But if you compare a DC movie to a Marvel one, Warner Brothers always seems to take more liberties with their superhero aesthetics than their rivals at Disney. Though there have been seven Batman films since 1989, none of the many incarnations of the Batsuits have resembled their comic book counterparts. In last year’s Man of Steel, Superman’s signature look was altered to be more “contemporary” and “cool.”

“The costume was a big deal for me, and we played around for a long time,” said Snyder. “I tried like crazy to keep the red briefs on him. Everyone else said, ‘You can’t have the briefs on him.’ I looked at probably 1,500 versions of the costumes with the briefs on.”

More than the absence of Supes’ underwear, the entire palette of the costume is dulled and muted. This has been one of the major criticisms of the DC/Warner approach to the superhero genre. Sometimes superheroes don’t have to be grim and gritty to be good.

My beloved Dark Knight trilogy is not immune either. Raymond has already discussed his issues with the liberties Nolan has taken with the character of Batman, but while I don’t agree with his points completely, I have to admit that I do feel that way about some of the Batsuit design choices in the Nolanverse. In some regards, I actually preferred the Batsuit of Batman Begins to the redesign in The Dark Knight, mostly because the new suit emphasized function over form a little too much. I mean, I’m glad Christian Bale could finally turn his head, but the patchwork armor plating doesn’t really look that great outside the shadows2.

It’s not just the movies. Revamping classic costumes and aesthetics was part of the company-wide reboot in 2011 called “The New 52.” Maybe it’s shallow, but these costume changes are one of the (many) reasons I’ve (mostly) stopped reading DC books.

Three years later, I’m still not a fan. I’m hoping this look will eventually go the way of Superman Blue and Superman Red. I have the sinking feeling that won’t happen, though.

For the last two seasons on The CW, the show Arrow has, mostly, followed in the Nolan/New 52 aesthetic, taking pains to build a gritty, realistic urban landscape for its vigilante hero to save. First season Arrow was also similar to other live action DC adaptations in that it seemed to shy away from its comic book origins; instead, eschewing the fantastic for the realistic.

This season, however, it seems that the writers behind the show have given up the ghost and fully embraced the source material. With the introduction of so many costume-clad heroes and villains — including Black Canary, Deathstroke, and the League of Assassins — tuning in to Arrow every week is starting to feel like cracking open an issue on every New Comics Wednesday. Hell, Ollie has even started sporting his signature domino mask this season!

Though the show still has its darker elements, it’s nice to see it embrace its more fantastical elements. The introduction of Barry Allen and actual super powers opens up even more possibilities that even Smallville took years to come to terms with.

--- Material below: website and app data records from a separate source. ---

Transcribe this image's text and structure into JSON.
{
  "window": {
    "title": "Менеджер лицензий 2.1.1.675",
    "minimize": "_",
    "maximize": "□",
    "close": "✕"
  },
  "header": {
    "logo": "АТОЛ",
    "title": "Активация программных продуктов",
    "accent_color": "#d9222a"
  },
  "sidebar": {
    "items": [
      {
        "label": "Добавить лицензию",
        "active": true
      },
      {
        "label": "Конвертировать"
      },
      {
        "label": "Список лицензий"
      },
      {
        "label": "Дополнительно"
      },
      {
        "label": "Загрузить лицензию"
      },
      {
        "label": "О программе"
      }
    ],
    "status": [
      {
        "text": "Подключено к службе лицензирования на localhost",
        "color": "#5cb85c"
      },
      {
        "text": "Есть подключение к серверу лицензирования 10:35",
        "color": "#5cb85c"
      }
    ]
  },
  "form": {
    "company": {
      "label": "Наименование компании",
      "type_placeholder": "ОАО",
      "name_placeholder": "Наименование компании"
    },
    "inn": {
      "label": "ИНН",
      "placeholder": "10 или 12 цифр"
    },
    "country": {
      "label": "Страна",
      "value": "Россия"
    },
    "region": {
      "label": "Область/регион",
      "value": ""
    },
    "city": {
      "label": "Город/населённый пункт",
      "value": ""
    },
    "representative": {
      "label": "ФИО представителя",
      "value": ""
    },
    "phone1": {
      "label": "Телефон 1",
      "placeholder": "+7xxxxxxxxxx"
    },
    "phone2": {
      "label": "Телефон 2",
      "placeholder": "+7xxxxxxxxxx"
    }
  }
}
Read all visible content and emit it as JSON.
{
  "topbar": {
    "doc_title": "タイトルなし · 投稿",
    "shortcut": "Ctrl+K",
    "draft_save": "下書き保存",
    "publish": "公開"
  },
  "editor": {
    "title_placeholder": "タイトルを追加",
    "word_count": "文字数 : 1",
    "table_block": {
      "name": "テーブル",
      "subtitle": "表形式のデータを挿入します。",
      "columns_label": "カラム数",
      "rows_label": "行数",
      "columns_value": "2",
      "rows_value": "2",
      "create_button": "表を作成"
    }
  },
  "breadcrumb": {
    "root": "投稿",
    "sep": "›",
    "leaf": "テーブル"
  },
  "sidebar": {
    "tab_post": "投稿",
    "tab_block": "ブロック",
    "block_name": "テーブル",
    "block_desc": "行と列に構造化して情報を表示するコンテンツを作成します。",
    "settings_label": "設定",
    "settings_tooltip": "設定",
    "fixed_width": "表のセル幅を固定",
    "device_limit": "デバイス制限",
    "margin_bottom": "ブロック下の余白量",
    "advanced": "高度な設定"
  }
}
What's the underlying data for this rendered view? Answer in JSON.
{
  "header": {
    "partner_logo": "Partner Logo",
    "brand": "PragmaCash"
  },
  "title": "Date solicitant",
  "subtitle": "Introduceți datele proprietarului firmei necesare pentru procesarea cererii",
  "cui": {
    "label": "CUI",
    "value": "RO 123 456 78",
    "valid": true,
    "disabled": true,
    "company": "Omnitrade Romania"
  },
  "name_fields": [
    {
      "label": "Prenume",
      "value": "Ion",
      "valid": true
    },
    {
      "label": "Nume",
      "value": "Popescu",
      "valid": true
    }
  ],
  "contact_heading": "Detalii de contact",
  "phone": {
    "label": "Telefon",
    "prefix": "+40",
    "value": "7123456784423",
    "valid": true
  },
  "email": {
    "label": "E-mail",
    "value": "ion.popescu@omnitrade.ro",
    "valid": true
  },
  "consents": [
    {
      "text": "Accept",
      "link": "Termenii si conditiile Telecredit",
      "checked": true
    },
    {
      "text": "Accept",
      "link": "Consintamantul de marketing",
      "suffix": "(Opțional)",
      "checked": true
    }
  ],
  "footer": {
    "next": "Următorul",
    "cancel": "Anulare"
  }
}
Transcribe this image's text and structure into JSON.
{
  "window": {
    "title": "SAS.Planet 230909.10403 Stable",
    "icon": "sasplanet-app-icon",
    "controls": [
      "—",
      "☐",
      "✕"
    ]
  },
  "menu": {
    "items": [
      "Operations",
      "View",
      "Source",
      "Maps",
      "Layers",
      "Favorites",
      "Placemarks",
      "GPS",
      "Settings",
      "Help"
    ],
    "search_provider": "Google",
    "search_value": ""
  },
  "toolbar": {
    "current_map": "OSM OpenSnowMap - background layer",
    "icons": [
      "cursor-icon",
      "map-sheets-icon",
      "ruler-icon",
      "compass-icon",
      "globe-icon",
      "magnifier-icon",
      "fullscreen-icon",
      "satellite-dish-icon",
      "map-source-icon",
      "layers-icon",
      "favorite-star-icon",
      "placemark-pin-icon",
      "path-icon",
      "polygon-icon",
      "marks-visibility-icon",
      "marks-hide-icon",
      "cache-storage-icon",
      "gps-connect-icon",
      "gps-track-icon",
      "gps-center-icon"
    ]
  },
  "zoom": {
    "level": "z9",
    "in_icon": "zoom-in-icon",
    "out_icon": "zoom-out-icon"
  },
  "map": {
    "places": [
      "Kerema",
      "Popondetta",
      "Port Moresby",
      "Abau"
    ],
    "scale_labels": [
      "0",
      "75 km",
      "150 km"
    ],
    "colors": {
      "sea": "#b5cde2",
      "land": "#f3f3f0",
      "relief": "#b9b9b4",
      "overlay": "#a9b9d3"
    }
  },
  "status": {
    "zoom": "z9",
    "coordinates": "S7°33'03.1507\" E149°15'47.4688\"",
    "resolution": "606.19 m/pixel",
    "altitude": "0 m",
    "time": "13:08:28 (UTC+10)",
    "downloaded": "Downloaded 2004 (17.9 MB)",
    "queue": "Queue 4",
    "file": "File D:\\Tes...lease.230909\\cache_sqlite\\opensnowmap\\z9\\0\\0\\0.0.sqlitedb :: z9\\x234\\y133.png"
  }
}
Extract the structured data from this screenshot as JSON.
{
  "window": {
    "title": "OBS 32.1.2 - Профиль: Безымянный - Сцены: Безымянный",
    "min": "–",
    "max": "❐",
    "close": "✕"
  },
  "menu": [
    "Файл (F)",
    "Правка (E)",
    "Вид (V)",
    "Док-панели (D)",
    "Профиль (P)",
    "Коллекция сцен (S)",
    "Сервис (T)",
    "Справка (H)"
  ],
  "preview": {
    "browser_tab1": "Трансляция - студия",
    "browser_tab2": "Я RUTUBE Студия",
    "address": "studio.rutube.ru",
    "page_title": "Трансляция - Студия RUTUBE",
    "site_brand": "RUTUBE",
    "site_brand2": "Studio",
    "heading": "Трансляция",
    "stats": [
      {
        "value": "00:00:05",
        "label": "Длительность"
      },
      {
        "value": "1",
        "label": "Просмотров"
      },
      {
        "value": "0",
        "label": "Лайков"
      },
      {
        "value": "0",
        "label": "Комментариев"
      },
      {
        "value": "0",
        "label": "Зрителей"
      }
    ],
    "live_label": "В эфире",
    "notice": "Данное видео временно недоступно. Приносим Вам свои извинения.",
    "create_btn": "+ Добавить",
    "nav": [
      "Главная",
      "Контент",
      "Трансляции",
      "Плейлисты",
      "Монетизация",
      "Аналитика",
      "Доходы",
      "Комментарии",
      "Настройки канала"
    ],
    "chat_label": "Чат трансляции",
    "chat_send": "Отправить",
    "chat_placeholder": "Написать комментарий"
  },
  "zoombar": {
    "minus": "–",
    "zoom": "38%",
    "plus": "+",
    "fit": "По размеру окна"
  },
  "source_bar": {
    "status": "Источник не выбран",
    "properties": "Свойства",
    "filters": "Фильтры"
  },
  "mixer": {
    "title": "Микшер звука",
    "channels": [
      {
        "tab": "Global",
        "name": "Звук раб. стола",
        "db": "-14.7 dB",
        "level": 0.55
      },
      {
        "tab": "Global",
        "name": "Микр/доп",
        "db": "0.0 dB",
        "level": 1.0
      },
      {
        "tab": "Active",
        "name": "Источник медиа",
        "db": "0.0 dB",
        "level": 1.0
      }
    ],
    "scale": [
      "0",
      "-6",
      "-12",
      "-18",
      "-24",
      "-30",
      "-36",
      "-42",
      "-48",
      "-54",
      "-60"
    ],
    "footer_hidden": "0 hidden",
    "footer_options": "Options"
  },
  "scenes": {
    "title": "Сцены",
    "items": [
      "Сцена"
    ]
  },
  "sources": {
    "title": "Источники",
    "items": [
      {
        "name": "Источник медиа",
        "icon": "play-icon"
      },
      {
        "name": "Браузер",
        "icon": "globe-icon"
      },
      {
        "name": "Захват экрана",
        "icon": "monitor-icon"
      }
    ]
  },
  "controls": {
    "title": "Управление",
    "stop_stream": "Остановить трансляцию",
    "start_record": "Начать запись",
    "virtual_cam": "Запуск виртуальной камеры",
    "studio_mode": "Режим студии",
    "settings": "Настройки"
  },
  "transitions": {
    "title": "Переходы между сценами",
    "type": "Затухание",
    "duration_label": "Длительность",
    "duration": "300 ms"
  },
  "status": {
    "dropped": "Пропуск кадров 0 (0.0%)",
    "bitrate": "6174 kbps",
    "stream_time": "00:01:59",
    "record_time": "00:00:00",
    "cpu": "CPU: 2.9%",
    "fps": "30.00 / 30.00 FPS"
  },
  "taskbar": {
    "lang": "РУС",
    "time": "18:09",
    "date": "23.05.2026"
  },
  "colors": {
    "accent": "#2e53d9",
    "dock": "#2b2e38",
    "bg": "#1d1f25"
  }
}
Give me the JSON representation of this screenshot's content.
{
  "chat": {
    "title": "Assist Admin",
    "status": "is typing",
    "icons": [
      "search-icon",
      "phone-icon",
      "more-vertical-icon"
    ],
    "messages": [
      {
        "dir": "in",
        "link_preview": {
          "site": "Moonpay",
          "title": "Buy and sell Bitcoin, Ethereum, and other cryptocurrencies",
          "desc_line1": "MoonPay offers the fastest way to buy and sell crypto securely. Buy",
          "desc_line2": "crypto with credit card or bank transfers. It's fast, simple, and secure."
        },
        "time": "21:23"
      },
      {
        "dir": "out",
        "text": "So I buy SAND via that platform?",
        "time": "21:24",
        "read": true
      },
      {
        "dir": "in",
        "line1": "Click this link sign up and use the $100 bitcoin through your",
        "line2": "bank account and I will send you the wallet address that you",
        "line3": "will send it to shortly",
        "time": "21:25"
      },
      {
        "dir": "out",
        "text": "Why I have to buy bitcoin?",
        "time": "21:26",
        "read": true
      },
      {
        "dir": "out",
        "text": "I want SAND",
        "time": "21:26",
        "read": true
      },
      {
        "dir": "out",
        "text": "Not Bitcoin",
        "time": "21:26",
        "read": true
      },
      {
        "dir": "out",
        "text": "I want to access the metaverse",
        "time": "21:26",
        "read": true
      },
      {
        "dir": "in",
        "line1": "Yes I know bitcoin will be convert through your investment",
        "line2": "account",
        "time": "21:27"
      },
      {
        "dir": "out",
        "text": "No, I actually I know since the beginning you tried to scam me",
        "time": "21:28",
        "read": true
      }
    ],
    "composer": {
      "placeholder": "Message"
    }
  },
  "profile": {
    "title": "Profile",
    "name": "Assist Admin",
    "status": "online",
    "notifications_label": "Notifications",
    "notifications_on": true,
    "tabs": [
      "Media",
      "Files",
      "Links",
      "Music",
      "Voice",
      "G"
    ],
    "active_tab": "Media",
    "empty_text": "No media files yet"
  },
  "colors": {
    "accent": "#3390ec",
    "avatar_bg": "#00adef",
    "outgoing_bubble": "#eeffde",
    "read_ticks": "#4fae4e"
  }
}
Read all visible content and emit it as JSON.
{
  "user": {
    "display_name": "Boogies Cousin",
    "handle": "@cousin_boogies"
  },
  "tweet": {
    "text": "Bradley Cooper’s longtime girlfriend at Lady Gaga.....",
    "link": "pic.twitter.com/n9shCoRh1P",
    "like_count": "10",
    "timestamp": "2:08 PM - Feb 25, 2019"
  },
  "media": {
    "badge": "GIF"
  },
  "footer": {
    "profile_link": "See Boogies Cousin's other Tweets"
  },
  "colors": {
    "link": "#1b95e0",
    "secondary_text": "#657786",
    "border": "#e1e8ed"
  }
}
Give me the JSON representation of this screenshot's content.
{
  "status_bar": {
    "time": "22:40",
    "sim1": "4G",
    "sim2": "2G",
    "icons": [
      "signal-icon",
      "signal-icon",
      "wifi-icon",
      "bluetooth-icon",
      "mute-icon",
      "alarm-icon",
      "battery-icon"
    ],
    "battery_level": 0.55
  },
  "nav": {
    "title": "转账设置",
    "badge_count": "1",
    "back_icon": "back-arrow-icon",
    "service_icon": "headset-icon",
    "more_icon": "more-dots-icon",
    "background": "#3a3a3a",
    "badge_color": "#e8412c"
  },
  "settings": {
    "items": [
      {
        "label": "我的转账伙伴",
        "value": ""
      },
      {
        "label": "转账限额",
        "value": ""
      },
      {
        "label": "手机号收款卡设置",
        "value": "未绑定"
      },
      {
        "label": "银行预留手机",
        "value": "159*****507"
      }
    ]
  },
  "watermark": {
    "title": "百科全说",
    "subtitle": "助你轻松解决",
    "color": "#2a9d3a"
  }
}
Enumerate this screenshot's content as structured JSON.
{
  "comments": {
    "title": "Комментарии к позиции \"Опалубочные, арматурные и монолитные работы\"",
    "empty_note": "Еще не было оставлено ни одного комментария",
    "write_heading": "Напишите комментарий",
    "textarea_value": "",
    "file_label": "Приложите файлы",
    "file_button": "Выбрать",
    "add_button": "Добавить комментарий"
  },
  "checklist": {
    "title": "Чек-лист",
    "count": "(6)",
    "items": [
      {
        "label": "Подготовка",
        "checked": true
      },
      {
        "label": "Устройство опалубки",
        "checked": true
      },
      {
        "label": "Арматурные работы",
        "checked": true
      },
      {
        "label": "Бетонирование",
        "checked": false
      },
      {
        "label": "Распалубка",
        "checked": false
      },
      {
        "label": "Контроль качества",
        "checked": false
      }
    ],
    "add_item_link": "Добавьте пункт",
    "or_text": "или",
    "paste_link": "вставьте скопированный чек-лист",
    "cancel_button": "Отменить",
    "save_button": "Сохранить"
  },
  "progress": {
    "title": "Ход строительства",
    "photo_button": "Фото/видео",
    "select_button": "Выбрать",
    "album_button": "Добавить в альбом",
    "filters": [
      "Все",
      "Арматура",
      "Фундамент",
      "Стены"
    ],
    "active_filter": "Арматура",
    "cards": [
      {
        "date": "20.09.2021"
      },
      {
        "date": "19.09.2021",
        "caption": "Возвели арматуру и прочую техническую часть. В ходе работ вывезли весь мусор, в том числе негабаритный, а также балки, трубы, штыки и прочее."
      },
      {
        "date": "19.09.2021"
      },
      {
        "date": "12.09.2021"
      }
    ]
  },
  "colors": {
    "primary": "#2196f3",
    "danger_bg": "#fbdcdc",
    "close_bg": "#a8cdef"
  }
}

Still, this acknowledgement of the comic book aesthetic has once again taken a back seat. At least that seemed to be the case when the first images of Grant Gustin as The Flash (in the upcoming Arrow spinoff) appeared online.

It looks like the studio has (again) decided that what works in the comics can’t work on screen (though an entire phase of multibillion-dollar-grossing Marvel Studios flicks have proved otherwise).

  1. I’m not counting the Marvel characters that have been farmed out to other studios. That’s why Bryan Singer’s X-Men isn’t part of the equation. Though Sony’s Spidey has always been on-point. Plus, they responded to the fan backlash of the Amazing suit and put Andrew Garfield in a more recognizable one for the sequel. 
  2. All the more reason why placing the climatic fight scenes of The Dark Knight Rises in broad daylight makes absolutely no sense. Really, the further distance between me and that flick, the less I like it. 
Exit mobile version